◆ Exercise
Could you filter the data below down to the lines that hold the word "Ctrl"?

Element data from apps and pages:
• • • • • • •

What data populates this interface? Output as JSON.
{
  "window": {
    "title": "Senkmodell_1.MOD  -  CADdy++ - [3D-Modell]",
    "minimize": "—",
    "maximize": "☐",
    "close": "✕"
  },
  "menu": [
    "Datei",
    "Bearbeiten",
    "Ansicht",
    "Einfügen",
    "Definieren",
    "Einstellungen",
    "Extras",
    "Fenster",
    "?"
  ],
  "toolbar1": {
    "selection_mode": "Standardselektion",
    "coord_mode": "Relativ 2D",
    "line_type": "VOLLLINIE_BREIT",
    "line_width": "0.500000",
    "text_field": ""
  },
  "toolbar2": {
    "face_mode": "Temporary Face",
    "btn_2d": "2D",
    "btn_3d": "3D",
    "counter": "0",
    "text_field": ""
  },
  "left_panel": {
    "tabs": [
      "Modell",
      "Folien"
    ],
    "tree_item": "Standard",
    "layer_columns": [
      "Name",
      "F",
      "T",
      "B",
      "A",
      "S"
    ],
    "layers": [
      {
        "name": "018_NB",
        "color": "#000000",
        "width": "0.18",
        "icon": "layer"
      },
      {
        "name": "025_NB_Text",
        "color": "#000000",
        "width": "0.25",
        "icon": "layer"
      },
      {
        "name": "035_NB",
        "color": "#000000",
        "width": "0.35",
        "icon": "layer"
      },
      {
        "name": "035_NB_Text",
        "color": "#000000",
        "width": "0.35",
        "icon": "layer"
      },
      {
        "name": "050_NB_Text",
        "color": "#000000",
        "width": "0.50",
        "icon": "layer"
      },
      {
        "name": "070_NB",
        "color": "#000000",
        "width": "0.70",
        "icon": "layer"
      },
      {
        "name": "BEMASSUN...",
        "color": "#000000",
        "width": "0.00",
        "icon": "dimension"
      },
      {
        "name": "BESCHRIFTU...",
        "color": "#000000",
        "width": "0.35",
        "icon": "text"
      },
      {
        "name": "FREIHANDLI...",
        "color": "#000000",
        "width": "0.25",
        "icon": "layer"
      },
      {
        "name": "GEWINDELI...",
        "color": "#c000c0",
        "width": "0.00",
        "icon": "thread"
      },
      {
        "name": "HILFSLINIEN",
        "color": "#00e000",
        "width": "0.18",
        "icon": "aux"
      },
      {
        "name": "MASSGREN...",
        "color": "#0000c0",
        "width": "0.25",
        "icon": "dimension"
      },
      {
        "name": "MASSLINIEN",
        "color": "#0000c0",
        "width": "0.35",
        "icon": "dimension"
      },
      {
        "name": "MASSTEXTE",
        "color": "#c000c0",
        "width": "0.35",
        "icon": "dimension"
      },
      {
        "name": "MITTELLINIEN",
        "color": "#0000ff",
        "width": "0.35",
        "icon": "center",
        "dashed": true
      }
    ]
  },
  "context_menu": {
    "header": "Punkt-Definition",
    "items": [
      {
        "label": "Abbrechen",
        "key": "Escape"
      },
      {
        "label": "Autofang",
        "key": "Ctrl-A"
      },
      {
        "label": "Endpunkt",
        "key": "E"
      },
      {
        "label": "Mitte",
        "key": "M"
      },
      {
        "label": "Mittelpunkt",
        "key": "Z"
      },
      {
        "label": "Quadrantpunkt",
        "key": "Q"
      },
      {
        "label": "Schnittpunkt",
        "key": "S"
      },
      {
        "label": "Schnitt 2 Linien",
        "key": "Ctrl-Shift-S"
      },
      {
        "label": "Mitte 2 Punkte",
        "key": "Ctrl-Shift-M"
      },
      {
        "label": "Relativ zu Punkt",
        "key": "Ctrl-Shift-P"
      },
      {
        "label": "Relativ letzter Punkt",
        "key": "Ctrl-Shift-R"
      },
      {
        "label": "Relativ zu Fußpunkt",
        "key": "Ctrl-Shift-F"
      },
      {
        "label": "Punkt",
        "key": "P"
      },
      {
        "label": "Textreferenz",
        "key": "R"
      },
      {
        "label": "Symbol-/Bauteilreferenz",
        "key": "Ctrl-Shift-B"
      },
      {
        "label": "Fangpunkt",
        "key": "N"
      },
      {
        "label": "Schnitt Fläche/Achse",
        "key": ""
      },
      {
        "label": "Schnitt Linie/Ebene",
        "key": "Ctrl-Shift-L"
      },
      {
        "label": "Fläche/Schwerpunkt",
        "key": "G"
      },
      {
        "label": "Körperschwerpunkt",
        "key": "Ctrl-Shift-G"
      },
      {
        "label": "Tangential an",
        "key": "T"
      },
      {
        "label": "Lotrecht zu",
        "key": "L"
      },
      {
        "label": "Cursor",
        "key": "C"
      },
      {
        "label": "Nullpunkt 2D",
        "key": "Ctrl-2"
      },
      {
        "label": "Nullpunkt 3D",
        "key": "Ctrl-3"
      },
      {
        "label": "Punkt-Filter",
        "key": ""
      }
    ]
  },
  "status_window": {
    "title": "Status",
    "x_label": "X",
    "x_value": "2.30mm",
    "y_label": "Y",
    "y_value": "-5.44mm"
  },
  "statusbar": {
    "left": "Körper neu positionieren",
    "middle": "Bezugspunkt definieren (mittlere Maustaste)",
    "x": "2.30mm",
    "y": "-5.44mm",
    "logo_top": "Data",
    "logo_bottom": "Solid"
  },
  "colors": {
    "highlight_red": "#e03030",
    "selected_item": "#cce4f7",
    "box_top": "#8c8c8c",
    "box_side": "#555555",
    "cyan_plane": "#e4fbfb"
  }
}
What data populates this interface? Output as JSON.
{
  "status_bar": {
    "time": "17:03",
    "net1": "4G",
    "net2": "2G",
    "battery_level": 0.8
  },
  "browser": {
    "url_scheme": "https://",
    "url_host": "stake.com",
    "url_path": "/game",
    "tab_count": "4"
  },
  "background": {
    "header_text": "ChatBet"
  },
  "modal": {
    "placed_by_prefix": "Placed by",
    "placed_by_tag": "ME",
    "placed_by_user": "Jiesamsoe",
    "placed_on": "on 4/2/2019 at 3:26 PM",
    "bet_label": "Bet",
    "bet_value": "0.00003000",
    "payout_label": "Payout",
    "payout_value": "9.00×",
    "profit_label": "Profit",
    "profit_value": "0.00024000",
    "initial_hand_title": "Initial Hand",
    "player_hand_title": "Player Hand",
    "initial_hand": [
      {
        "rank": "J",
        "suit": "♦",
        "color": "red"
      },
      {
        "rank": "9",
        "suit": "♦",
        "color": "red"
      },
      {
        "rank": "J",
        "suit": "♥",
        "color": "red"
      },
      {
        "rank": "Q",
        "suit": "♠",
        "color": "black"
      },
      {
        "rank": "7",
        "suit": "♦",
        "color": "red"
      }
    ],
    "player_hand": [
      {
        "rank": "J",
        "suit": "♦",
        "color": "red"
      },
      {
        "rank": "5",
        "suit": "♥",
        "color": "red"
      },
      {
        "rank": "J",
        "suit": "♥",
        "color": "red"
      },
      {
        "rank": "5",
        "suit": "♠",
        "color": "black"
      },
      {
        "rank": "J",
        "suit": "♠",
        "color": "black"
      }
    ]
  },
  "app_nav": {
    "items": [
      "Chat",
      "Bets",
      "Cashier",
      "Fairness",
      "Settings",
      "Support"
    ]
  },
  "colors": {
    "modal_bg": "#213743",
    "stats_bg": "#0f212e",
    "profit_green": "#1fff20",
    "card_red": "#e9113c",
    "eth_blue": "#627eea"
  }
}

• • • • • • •

◆ Result for this task
        "key": "Ctrl-A"
        "key": "Ctrl-Shift-S"
        "key": "Ctrl-Shift-M"
        "key": "Ctrl-Shift-P"
        "key": "Ctrl-Shift-R"
        "key": "Ctrl-Shift-F"
        "key": "Ctrl-Shift-B"
        "key": "Ctrl-Shift-L"
        "key": "Ctrl-Shift-G"
        "key": "Ctrl-2"
        "key": "Ctrl-3"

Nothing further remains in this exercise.